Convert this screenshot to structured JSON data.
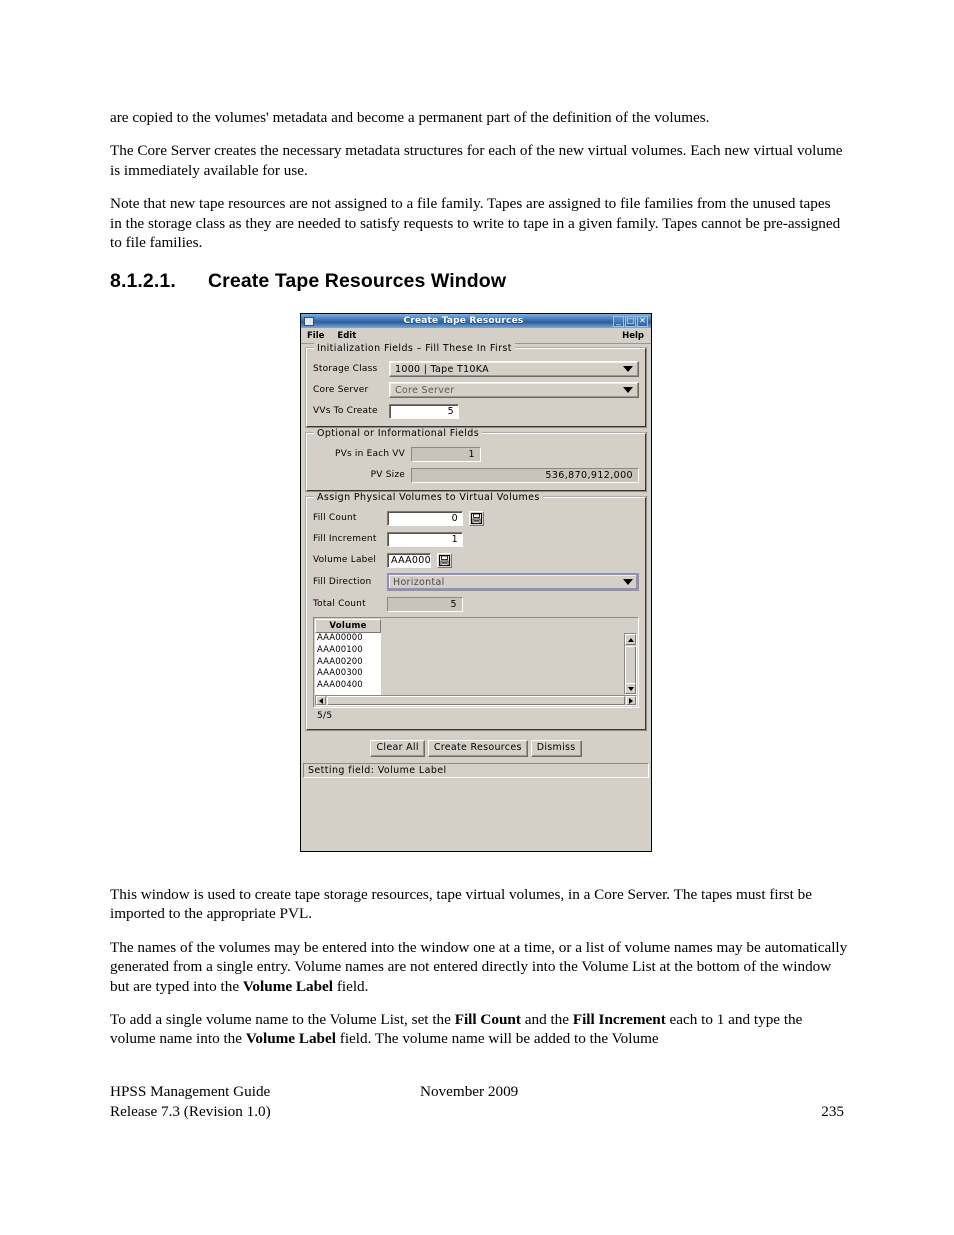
{
  "document": {
    "paragraphs_top": [
      "are copied to the volumes' metadata and become a permanent part of the definition of the volumes.",
      "The Core Server creates the necessary metadata structures for each of the new virtual volumes. Each new virtual volume is immediately available for use.",
      "Note that new tape resources are not assigned to a file family. Tapes are assigned to file families from the unused tapes in the storage class as they are needed to satisfy requests to write to tape in a given family. Tapes cannot be pre-assigned to file families."
    ],
    "heading": {
      "number": "8.1.2.1.",
      "title": "Create Tape Resources Window"
    },
    "paragraphs_bottom": [
      "This window is used to create tape storage resources, tape virtual volumes, in a Core Server. The tapes must first be imported to the appropriate PVL.",
      "The names of the volumes may be entered into the window one at a time, or a list of volume names may be automatically generated from a single entry. Volume names are not entered directly into the Volume List at the bottom of the window but are typed into the Volume Label field.",
      "To add a single volume name to the Volume List, set the Fill Count and the Fill Increment each to 1 and type the volume name into the Volume Label field. The volume name will be added to the Volume"
    ],
    "footer": {
      "guide": "HPSS Management Guide",
      "release": "Release 7.3 (Revision 1.0)",
      "date": "November 2009",
      "page": "235"
    }
  },
  "window": {
    "title": "Create Tape Resources",
    "titlebar_icon": "window-icon",
    "buttons": {
      "minimize": "_",
      "maximize": "□",
      "close": "✕"
    },
    "menubar": {
      "file": "File",
      "edit": "Edit",
      "help": "Help"
    },
    "init_group": {
      "legend": "Initialization Fields – Fill These In First",
      "storage_class": {
        "label": "Storage Class",
        "value": "1000 | Tape T10KA"
      },
      "core_server": {
        "label": "Core Server",
        "value": "Core Server"
      },
      "vvs_to_create": {
        "label": "VVs To Create",
        "value": "5"
      }
    },
    "optional_group": {
      "legend": "Optional or Informational Fields",
      "pvs_in_each_vv": {
        "label": "PVs in Each VV",
        "value": "1"
      },
      "pv_size": {
        "label": "PV Size",
        "value": "536,870,912,000"
      }
    },
    "assign_group": {
      "legend": "Assign Physical Volumes to Virtual Volumes",
      "fill_count": {
        "label": "Fill Count",
        "value": "0"
      },
      "fill_increment": {
        "label": "Fill Increment",
        "value": "1"
      },
      "volume_label": {
        "label": "Volume Label",
        "value": "AAA000"
      },
      "fill_direction": {
        "label": "Fill Direction",
        "value": "Horizontal"
      },
      "total_count": {
        "label": "Total Count",
        "value": "5"
      },
      "volume_list": {
        "column_header": "Volume",
        "rows": [
          "AAA00000",
          "AAA00100",
          "AAA00200",
          "AAA00300",
          "AAA00400"
        ],
        "count": "5/5"
      }
    },
    "actions": {
      "clear_all": "Clear All",
      "create_resources": "Create Resources",
      "dismiss": "Dismiss"
    },
    "status": "Setting field: Volume Label"
  }
}
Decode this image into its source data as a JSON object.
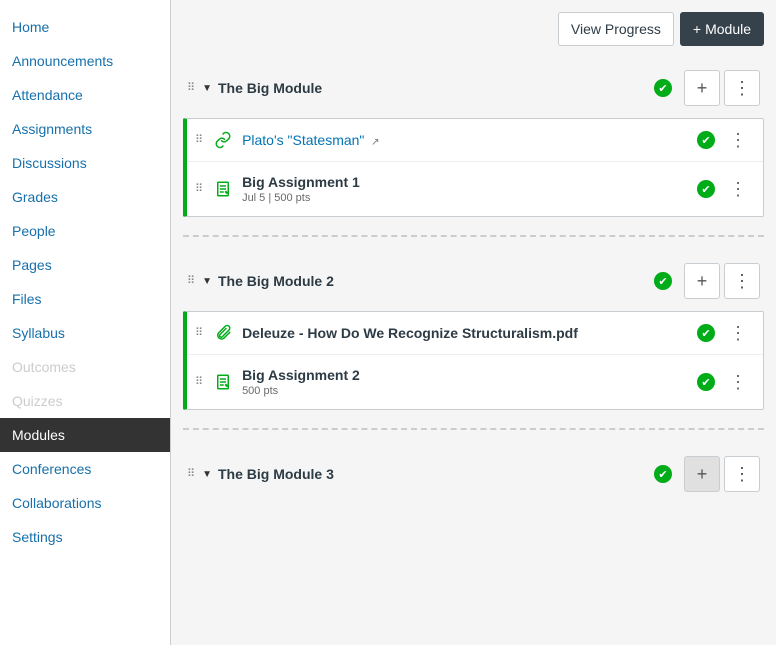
{
  "top_buttons": {
    "view_progress": "View Progress",
    "add_module": "Module"
  },
  "sidebar": {
    "items": [
      {
        "label": "Home",
        "active": false,
        "disabled": false
      },
      {
        "label": "Announcements",
        "active": false,
        "disabled": false
      },
      {
        "label": "Attendance",
        "active": false,
        "disabled": false
      },
      {
        "label": "Assignments",
        "active": false,
        "disabled": false
      },
      {
        "label": "Discussions",
        "active": false,
        "disabled": false
      },
      {
        "label": "Grades",
        "active": false,
        "disabled": false
      },
      {
        "label": "People",
        "active": false,
        "disabled": false
      },
      {
        "label": "Pages",
        "active": false,
        "disabled": false
      },
      {
        "label": "Files",
        "active": false,
        "disabled": false
      },
      {
        "label": "Syllabus",
        "active": false,
        "disabled": false
      },
      {
        "label": "Outcomes",
        "active": false,
        "disabled": true
      },
      {
        "label": "Quizzes",
        "active": false,
        "disabled": true
      },
      {
        "label": "Modules",
        "active": true,
        "disabled": false
      },
      {
        "label": "Conferences",
        "active": false,
        "disabled": false
      },
      {
        "label": "Collaborations",
        "active": false,
        "disabled": false
      },
      {
        "label": "Settings",
        "active": false,
        "disabled": false
      }
    ]
  },
  "modules": [
    {
      "title": "The Big Module",
      "published": true,
      "add_hover": false,
      "items": [
        {
          "icon": "link",
          "title": "Plato's \"Statesman\"",
          "link": true,
          "external": true,
          "meta": "",
          "published": true
        },
        {
          "icon": "assignment",
          "title": "Big Assignment 1",
          "link": false,
          "external": false,
          "meta": "Jul 5  |  500 pts",
          "published": true
        }
      ]
    },
    {
      "title": "The Big Module 2",
      "published": true,
      "add_hover": false,
      "items": [
        {
          "icon": "attachment",
          "title": "Deleuze - How Do We Recognize Structuralism.pdf",
          "link": false,
          "external": false,
          "meta": "",
          "published": true
        },
        {
          "icon": "assignment",
          "title": "Big Assignment 2",
          "link": false,
          "external": false,
          "meta": "500 pts",
          "published": true
        }
      ]
    },
    {
      "title": "The Big Module 3",
      "published": true,
      "add_hover": true,
      "items": []
    }
  ]
}
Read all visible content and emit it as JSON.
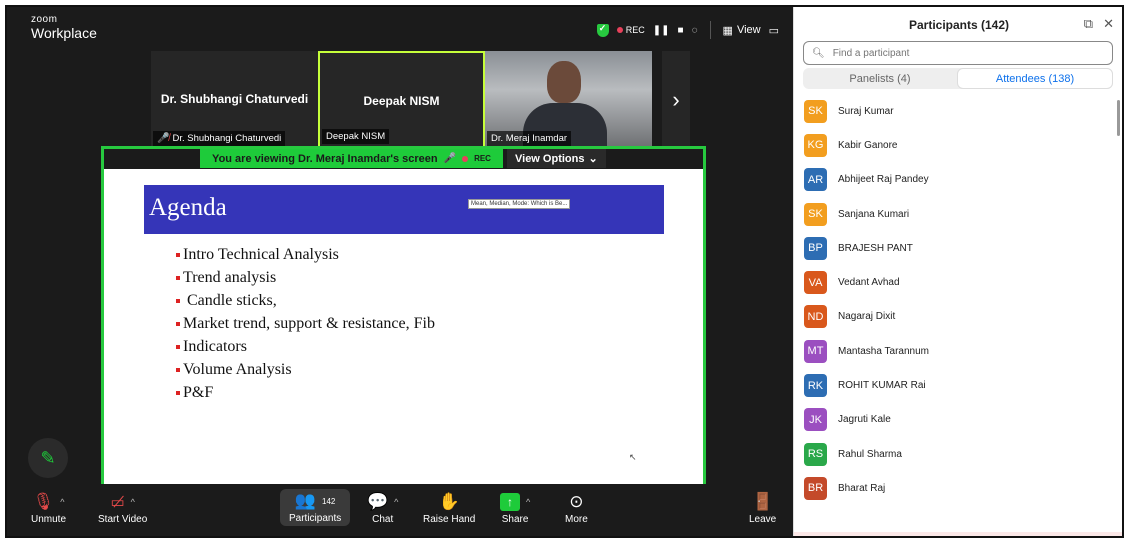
{
  "app": {
    "brand_small": "zoom",
    "brand_big": "Workplace"
  },
  "topbar": {
    "rec": "REC",
    "view": "View"
  },
  "thumbnails": [
    {
      "center_name": "Dr. Shubhangi Chaturvedi",
      "label": "Dr. Shubhangi Chaturvedi",
      "muted": true
    },
    {
      "center_name": "Deepak NISM",
      "label": "Deepak NISM",
      "muted": false
    },
    {
      "center_name": "",
      "label": "Dr. Meraj Inamdar",
      "muted": false
    }
  ],
  "share_banner": {
    "text": "You are viewing  Dr. Meraj Inamdar's screen",
    "rec": "REC",
    "view_options": "View Options"
  },
  "slide": {
    "title": "Agenda",
    "tooltip": "Mean, Median, Mode: Which is Be...",
    "bullets": [
      "Intro Technical Analysis",
      "Trend analysis",
      " Candle sticks,",
      "Market trend, support & resistance, Fib",
      "Indicators",
      "Volume Analysis",
      "P&F"
    ]
  },
  "toolbar": {
    "unmute": "Unmute",
    "start_video": "Start Video",
    "participants": "Participants",
    "participants_count": "142",
    "chat": "Chat",
    "raise_hand": "Raise Hand",
    "share": "Share",
    "more": "More",
    "leave": "Leave"
  },
  "panel": {
    "title": "Participants (142)",
    "search_placeholder": "Find a participant",
    "tab_panelists": "Panelists (4)",
    "tab_attendees": "Attendees (138)",
    "attendees": [
      {
        "initials": "SK",
        "name": "Suraj Kumar",
        "color": "#f29e1f"
      },
      {
        "initials": "KG",
        "name": "Kabir Ganore",
        "color": "#f29e1f"
      },
      {
        "initials": "AR",
        "name": "Abhijeet Raj Pandey",
        "color": "#2d6db3"
      },
      {
        "initials": "SK",
        "name": "Sanjana Kumari",
        "color": "#f29e1f"
      },
      {
        "initials": "BP",
        "name": "BRAJESH PANT",
        "color": "#2d6db3"
      },
      {
        "initials": "VA",
        "name": "Vedant Avhad",
        "color": "#d9581c"
      },
      {
        "initials": "ND",
        "name": "Nagaraj Dixit",
        "color": "#d9581c"
      },
      {
        "initials": "MT",
        "name": "Mantasha Tarannum",
        "color": "#9b4fc0"
      },
      {
        "initials": "RK",
        "name": "ROHIT KUMAR Rai",
        "color": "#2d6db3"
      },
      {
        "initials": "JK",
        "name": "Jagruti Kale",
        "color": "#9b4fc0"
      },
      {
        "initials": "RS",
        "name": "Rahul Sharma",
        "color": "#2aa84a"
      },
      {
        "initials": "BR",
        "name": "Bharat Raj",
        "color": "#c44a2a"
      }
    ]
  },
  "colors": {
    "accent_green": "#1ecb3a",
    "zoom_blue": "#0e71eb",
    "slide_blue": "#3535b8",
    "rec_red": "#e8415b"
  }
}
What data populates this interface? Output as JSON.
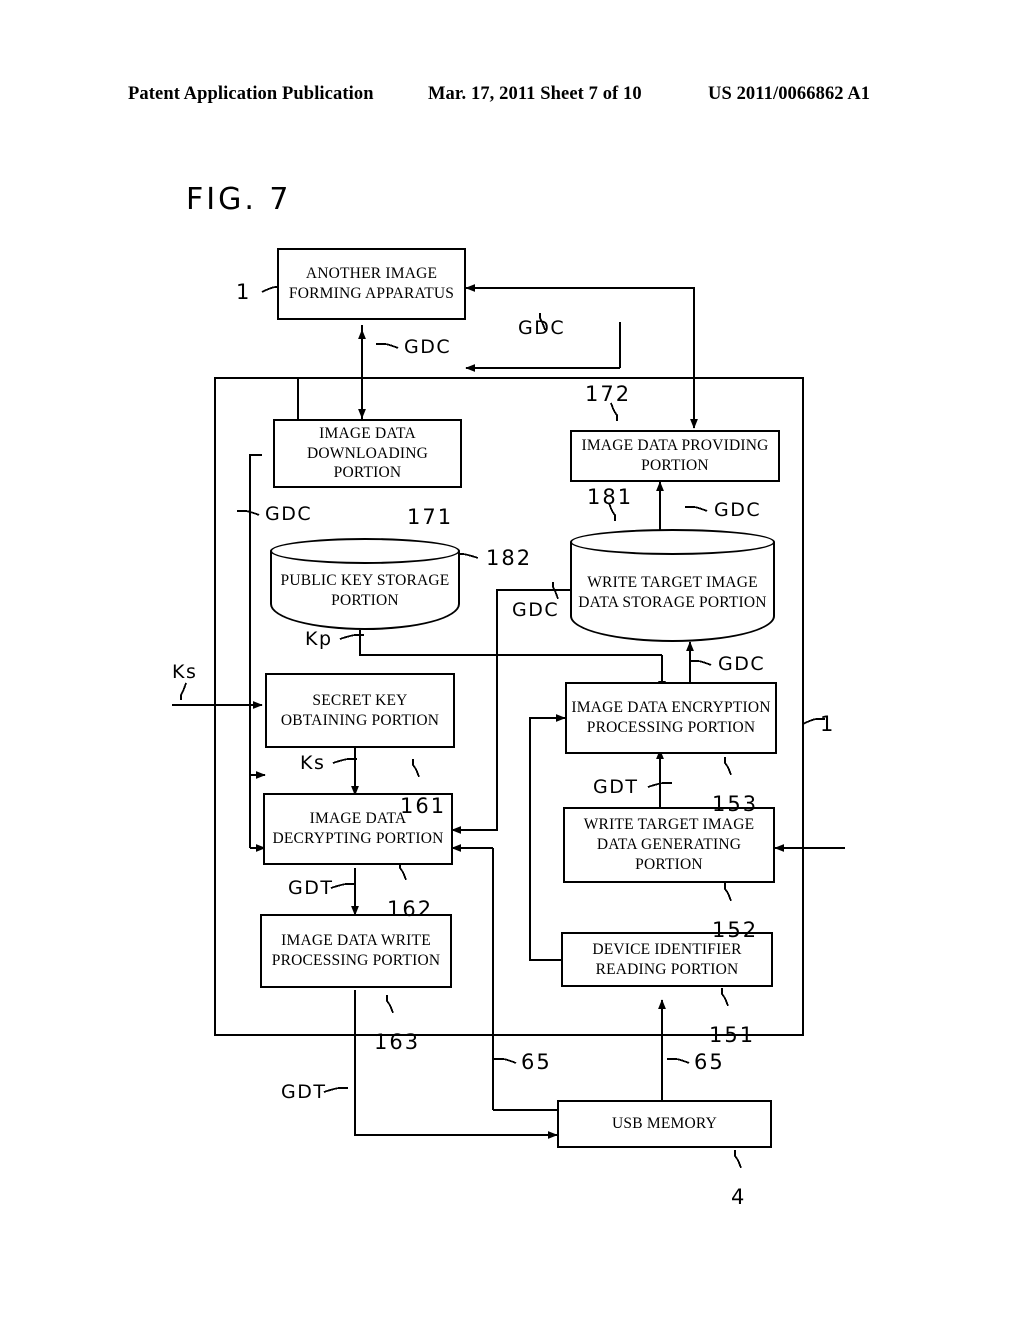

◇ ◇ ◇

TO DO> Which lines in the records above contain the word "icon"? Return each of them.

PROBLEM SOLUTION>
    "titlebar_icon": "window-icon",
          "icon": "link",
          "icon": "assignment",
          "icon": "attachment",
          "icon": "assignment",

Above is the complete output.